|Includes:DBC, EFA, IWB, SPDR S&P 500 Trust ETF (SPY), TLT, VNQ

Selection of a few of the ETFs from a basket on the basis of prior performance, together with allocation on the basis of risk parity, may improve the performance of some of the so-called lazy portfolios (see, e,g., ).

We consider the following portfolios (we note that we have used TLT for the bond components of the portfolios, and this may not conform exactly to the original recommendations).

Portfolio Components Weights
Ivy SPY, EFA, DBC, VNQ, TLT Equally weighted
Swensen SPY, EFA, VNQ, TLT 30%, 20%, 20%, 30%
Bernstein SPY, IWB, EFA, TLT Equally weighted

The performance of each of these portfolios starting in the year when all the component ETFs were first available is shown in the following table (the last column lists the minimum of the annual returns during the period).

Portfolio Period CAGR


Ivy 2007-2012 4.3% -22%
Swensen 2005-2012 7.4% -16%
Bernstein 2003-2012 8.6% -20%

For adaptive asset allocation we update the portfolio every two months as follows:

1. Find the two top ETFs whose performance was the best during the prior three months.

2. If any of the two top ETFs performed worse than TLT, replace it by TLT.

3. Find the weights of the two top ETFs using risk parity and the daily return history of the ETFs during the prior quarter.

Note that for only two assets the risk parity problem is quite easy to solve: the weights of the assets are inversely proportional to the standard deviation of the daily returns during the prior quarter.

The performance of this strategy applied to the lazy portfolios is shown in the table below.

Portfolio Period CAGR


Ivy 2007-2012 17.6% -0.77%
Swensen 2005-2012 14.1% 1.3%
Bernstein 2003-2012 13.1% -3.3%

The annual returns of these portfolios during the recent years are shown in the following table.
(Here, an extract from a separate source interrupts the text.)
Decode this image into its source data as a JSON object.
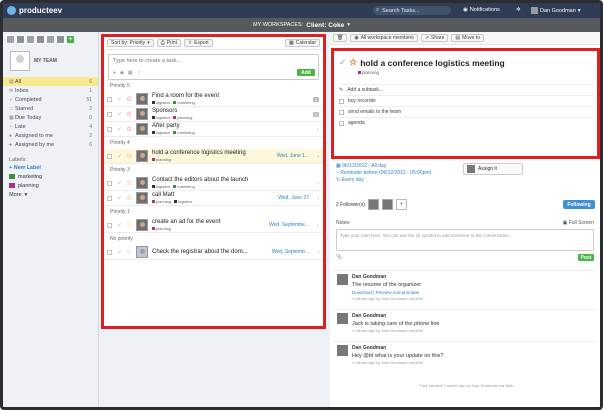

Portfolio YTD 1 Year 3 Years 5 Years
Ivy 14.4% 31.9% 18.5% 18.9%
Swensen 14.4% 31.9% 20.4% 14.3%
Bernstein 11.6% 37.1% 18.8% 13.5%

It is quite noteworthy that the Morningstar Fund Selector ( does not yield a single mutual fund that beats all of these four recent returns of any of these lazy portfolios. Surprisingly, none of the portfolios at Foliovesting ( ) can beat all of the metrics of any of these lazy portfolios with adaptive asset allocation.

Clearly, there is a slight improvement in the performance at the cost of twelve round-trip trades per year. Of course for taxable accounts there will be additional considerations.

Disclosure: I am long VNQ.